The New “Smoke Break”
Cannabis tourism has risen to a $17 billion industry. And it’s just getting started.
While this trend has flown under the radar, its growing popularity shouldn’t come as a surprise. The new wave of cannabis-focused travel coincides with a new wave of cannabis-friendly legalization.
Last year alone, legislation was introduced in 31 US states to legalize recreational marijuana use.
“We’re seeing an unprecedented number of legalization bills being filed across the country,” Tom Angell of Marijuana Moment recently told the NY Times. “And more and more of them are actually being prioritized by legislative leaders and signed into law by governors who are up for re-election.”
That policy shift also reflects a shift in public opinion. Recreational marijuana no longer carries the stigma it once did. In fact, a Harris Poll conducted in May found that more than two-thirds (68%) of American adults now support adult use.
The travel trend itself has also gone a long way to change the perceived demographics of those who smoke marijuana. According to the Cannabis Travel Association International, cannabis-motivated travelers are equally male and female, have a college degree (59%), a job (82%), and an average household income of $87,000. They have disposable incomes and are ready to spend on “canna-cations” — everything from marijuana farm tours, to “bud and breakfast” style hotels, to marijuana-focused activities — like the multi-city “Puff, pass, paint” art classes.

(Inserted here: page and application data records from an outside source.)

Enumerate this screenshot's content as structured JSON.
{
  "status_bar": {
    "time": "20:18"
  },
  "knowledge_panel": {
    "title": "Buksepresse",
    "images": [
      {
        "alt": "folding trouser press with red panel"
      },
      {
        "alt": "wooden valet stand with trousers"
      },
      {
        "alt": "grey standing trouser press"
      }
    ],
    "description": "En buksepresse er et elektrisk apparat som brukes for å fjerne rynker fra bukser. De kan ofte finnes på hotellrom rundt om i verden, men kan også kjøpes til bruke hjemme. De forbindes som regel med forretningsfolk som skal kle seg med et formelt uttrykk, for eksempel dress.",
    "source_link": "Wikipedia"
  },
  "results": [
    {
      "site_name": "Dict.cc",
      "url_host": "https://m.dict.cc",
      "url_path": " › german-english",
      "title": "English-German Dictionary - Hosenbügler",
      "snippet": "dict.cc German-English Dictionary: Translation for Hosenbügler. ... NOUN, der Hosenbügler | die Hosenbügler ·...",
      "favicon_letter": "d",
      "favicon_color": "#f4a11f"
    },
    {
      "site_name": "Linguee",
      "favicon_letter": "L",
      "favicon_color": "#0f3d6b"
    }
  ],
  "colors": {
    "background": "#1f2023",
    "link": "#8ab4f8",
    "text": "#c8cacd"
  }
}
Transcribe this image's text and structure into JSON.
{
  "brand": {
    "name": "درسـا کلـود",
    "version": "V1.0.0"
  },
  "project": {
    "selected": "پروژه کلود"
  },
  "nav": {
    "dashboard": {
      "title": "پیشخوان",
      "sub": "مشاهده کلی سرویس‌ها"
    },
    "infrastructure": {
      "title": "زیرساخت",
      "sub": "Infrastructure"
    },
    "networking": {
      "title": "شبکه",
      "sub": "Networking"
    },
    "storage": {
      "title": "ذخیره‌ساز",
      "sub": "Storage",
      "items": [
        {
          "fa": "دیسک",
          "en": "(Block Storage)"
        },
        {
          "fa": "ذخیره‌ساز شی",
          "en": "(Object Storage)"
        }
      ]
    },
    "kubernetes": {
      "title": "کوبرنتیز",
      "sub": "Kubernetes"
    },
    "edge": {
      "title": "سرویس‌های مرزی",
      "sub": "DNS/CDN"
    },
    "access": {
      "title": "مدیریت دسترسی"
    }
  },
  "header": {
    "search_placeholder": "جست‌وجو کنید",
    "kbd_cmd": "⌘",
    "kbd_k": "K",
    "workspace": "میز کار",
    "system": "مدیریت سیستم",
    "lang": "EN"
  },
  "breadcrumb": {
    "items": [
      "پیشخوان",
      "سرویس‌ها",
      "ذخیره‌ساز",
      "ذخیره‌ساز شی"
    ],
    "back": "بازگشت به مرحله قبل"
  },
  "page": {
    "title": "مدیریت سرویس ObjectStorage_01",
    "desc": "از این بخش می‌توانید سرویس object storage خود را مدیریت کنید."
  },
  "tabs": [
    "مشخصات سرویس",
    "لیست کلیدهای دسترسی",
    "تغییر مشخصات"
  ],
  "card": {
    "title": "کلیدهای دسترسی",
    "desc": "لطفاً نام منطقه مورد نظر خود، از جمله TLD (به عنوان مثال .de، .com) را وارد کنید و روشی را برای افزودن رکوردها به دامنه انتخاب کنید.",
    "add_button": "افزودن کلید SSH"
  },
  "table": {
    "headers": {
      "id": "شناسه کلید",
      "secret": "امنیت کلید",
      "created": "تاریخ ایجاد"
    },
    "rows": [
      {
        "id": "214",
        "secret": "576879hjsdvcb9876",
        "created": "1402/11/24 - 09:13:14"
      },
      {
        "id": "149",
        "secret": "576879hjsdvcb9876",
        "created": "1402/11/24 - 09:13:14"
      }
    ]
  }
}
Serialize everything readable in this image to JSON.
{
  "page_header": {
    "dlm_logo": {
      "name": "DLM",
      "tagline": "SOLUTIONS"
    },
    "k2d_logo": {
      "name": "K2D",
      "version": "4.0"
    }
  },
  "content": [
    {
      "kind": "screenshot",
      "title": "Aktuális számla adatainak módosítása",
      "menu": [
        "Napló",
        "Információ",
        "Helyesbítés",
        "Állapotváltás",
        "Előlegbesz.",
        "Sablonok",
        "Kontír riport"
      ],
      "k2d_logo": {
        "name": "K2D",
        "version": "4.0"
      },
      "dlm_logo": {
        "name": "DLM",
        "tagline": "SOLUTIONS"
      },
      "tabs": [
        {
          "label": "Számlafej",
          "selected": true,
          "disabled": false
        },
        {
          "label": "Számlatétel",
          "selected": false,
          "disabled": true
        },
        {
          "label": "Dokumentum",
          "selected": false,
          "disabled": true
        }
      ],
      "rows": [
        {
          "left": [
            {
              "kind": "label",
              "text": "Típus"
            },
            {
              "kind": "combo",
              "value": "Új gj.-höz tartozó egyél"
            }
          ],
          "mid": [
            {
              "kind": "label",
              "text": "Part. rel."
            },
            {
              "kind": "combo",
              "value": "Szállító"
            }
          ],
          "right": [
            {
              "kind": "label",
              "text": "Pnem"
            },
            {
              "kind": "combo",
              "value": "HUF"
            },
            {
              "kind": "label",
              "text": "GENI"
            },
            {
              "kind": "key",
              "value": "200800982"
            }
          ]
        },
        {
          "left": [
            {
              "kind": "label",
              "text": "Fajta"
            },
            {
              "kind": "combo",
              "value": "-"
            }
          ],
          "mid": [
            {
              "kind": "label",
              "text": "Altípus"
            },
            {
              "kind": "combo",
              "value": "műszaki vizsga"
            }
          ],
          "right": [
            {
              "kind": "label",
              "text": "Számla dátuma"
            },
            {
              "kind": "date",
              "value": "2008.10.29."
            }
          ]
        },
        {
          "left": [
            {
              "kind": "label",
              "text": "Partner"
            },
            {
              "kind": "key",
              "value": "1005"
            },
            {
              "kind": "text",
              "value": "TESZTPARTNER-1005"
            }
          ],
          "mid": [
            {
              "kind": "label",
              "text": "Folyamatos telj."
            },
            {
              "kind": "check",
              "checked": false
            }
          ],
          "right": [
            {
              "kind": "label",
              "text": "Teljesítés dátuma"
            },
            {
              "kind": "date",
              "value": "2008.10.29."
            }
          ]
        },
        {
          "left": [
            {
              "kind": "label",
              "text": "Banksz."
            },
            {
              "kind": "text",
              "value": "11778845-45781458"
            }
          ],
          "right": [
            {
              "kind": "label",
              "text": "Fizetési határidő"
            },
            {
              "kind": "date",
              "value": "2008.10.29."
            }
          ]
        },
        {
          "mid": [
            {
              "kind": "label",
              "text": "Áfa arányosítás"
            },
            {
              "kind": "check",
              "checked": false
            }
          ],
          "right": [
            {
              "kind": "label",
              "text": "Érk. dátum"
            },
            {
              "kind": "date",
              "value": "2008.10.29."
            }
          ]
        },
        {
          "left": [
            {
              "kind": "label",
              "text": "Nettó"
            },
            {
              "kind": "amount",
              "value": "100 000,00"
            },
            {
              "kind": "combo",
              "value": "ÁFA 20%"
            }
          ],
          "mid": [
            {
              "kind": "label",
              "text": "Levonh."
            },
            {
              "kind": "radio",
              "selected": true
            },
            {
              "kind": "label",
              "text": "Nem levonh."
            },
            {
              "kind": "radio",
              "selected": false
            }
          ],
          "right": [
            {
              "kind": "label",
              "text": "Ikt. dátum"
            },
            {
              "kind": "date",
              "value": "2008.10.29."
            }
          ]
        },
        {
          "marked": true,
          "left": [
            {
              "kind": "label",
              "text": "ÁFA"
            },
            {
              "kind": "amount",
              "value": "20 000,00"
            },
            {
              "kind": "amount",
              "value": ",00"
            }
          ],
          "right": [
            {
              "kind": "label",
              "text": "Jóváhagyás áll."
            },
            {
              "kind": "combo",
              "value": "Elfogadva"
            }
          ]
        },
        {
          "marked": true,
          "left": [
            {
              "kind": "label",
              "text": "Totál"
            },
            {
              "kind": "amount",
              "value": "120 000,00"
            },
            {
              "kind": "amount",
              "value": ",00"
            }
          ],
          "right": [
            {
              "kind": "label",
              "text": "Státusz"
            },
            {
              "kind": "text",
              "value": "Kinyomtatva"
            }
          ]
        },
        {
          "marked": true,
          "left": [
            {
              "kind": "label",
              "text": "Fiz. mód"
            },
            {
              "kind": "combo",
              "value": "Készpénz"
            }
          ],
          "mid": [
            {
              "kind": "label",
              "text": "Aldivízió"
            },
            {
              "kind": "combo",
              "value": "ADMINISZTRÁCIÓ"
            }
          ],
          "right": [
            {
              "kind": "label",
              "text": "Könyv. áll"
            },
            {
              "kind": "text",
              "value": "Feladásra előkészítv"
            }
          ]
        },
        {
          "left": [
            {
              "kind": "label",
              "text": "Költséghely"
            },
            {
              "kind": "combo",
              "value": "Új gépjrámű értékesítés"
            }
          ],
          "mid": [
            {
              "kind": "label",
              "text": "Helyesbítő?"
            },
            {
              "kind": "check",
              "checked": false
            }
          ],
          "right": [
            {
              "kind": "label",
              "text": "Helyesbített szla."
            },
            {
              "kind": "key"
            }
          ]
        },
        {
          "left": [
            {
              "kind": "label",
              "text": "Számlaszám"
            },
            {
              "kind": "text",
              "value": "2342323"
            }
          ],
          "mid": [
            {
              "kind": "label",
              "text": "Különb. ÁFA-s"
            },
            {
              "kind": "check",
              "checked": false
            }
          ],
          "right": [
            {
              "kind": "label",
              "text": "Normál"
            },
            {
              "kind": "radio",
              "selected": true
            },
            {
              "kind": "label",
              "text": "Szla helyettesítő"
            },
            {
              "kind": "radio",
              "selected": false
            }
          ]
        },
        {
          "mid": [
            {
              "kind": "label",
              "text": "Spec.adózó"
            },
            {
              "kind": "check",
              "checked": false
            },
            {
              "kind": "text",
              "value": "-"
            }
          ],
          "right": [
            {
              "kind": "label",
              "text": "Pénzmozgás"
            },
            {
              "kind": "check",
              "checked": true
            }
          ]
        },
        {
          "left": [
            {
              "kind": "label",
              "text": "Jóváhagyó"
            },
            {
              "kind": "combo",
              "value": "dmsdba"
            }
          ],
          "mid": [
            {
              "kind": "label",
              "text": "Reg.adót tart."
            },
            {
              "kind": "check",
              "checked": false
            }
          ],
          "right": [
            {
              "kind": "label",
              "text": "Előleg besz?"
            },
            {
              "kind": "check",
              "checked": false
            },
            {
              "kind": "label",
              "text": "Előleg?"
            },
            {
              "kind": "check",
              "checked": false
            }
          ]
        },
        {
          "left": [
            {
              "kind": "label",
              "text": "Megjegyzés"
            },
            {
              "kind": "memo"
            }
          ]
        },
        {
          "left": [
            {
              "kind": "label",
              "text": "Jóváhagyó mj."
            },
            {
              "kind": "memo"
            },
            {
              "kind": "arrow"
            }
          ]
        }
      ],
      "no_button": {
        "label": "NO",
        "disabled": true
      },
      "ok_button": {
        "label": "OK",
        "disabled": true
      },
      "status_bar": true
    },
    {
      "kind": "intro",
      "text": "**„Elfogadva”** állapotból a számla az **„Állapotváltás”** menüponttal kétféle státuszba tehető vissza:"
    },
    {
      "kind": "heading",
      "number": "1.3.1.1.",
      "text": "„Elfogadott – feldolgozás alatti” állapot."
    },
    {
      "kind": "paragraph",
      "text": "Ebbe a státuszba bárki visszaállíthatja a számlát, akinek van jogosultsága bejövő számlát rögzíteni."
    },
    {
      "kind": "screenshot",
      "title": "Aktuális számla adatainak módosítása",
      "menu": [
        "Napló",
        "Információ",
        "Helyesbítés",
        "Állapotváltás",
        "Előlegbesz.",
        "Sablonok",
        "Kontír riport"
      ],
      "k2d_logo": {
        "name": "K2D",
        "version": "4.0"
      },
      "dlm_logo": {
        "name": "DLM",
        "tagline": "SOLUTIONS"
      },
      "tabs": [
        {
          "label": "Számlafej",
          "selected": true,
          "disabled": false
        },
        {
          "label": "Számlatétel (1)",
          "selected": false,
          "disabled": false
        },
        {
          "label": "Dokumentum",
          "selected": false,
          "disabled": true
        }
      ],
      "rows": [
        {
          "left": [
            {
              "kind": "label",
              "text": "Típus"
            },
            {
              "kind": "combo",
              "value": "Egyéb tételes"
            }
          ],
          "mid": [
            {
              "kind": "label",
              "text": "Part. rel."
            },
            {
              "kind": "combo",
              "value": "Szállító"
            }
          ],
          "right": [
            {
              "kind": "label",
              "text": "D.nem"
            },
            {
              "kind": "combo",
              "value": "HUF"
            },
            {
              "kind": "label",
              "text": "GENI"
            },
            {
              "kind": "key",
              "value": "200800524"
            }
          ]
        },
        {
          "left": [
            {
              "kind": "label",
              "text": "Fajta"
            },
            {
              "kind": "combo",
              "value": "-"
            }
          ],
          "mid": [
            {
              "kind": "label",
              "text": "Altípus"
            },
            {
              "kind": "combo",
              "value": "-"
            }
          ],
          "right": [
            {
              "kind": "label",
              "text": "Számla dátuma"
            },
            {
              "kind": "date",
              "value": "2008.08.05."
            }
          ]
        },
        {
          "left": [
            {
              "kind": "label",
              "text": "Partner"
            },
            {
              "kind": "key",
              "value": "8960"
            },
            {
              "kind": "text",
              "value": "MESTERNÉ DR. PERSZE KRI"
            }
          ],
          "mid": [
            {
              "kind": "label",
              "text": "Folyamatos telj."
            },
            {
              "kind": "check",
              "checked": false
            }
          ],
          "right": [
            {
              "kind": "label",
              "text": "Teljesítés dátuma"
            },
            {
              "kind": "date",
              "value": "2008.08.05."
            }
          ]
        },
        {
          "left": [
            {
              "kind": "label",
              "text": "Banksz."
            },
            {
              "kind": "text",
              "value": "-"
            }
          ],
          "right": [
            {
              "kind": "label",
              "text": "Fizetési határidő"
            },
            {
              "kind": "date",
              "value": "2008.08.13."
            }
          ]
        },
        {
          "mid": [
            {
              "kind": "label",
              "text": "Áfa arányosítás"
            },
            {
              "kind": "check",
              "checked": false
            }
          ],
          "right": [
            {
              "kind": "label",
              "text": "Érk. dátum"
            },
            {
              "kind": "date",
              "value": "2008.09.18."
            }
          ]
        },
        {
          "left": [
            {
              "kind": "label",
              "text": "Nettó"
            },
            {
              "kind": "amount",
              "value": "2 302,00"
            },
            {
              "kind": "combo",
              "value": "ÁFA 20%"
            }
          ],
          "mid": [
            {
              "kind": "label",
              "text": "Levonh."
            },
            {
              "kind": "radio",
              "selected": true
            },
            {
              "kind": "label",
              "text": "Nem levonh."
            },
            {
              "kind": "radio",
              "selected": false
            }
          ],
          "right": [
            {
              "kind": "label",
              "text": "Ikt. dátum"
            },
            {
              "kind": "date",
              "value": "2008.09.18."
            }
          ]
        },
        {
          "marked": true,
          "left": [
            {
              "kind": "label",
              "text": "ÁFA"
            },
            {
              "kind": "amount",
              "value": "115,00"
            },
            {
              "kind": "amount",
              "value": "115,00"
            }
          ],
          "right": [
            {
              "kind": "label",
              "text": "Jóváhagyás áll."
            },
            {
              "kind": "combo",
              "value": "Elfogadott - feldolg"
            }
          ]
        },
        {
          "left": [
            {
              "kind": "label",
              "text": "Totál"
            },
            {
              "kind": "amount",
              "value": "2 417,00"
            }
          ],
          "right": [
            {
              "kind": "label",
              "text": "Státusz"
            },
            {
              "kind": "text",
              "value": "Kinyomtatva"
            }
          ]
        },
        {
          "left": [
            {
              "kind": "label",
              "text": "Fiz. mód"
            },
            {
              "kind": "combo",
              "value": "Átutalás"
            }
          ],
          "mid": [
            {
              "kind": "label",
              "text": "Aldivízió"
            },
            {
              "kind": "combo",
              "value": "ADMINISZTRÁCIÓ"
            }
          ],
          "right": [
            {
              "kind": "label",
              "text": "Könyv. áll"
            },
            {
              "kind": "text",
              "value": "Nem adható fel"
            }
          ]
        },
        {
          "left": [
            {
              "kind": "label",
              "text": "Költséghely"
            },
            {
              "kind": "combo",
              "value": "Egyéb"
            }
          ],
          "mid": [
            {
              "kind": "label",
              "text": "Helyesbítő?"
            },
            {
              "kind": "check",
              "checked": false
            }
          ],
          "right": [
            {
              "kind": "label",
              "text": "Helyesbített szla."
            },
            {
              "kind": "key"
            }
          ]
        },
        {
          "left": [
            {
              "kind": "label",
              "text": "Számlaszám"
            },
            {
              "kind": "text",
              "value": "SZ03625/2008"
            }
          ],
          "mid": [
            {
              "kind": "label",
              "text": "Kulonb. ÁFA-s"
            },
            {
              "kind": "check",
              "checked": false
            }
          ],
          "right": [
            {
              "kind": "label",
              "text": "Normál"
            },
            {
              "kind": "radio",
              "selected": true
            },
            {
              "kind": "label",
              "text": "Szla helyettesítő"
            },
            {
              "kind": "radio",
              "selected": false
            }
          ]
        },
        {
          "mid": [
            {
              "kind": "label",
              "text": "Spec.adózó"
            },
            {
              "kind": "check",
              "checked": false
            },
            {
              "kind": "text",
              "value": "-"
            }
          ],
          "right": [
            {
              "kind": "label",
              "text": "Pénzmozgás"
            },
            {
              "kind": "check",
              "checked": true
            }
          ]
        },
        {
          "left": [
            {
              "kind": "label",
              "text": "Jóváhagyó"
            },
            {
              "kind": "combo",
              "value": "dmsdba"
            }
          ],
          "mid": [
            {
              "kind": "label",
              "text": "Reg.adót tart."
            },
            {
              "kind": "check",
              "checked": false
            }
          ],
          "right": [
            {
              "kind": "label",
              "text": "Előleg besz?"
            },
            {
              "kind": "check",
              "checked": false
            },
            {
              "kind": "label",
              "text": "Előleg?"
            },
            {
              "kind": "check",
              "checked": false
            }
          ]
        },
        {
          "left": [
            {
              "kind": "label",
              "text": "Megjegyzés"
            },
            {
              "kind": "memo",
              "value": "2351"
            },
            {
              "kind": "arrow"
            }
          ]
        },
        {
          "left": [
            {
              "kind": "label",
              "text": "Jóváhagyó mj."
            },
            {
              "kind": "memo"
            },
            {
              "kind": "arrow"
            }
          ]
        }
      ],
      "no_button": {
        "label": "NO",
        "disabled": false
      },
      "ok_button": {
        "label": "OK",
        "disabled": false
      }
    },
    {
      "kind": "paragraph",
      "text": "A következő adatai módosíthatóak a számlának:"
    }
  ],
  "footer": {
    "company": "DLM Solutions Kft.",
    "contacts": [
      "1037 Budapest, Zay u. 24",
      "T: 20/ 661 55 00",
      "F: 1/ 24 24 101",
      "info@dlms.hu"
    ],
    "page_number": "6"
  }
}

States that have begun to accommodate that appetite are already seeing the economic benefits and making a strong case for others to follow suit.
A financial study released in 2019 estimated that Florida (which currently leads the country in medical marijuana with $1 billion annually) could accrue an additional $190 million in tax by embracing recreational sales, and corresponding tourism.
Colorado, where recreational use has been legal for a decade, brought in $423 million in taxes from the cannabis industry last year.
And that revenue only increases when you begin to take into account the indirect dollars cannabis tourism brings in. Whitney, founder and chief economist at Whitney Economics, calls this the “multiplier effect.” He estimates that for every dollar earned in cannabis retail, an additional $2.80 is injected into the local economy.
Forbes took a look back at 2021 and projected that cannabis sales contributed roughly $12.6 billion to restaurants, hotels, attractions, and other shops — as well as state and municipality tax coffers.
And these numbers are only projected to grow. Forbes reports the cannabis industry is expected to be worth $90 billion by 2026. Many millennials, who will make up 50% of US travelers by that year are on board. When polled, half agreed access to legal recreational cannabis was important when choosing a vacation destination.
To legalize or not to legalize–that is the question for states. However, we can say with certainty that the ones who have been early to embrace green, are making plenty of it.
Danilo Diazgranados is an independent investor in the global food and wine, financial services, real estate, and the hospitality sectors.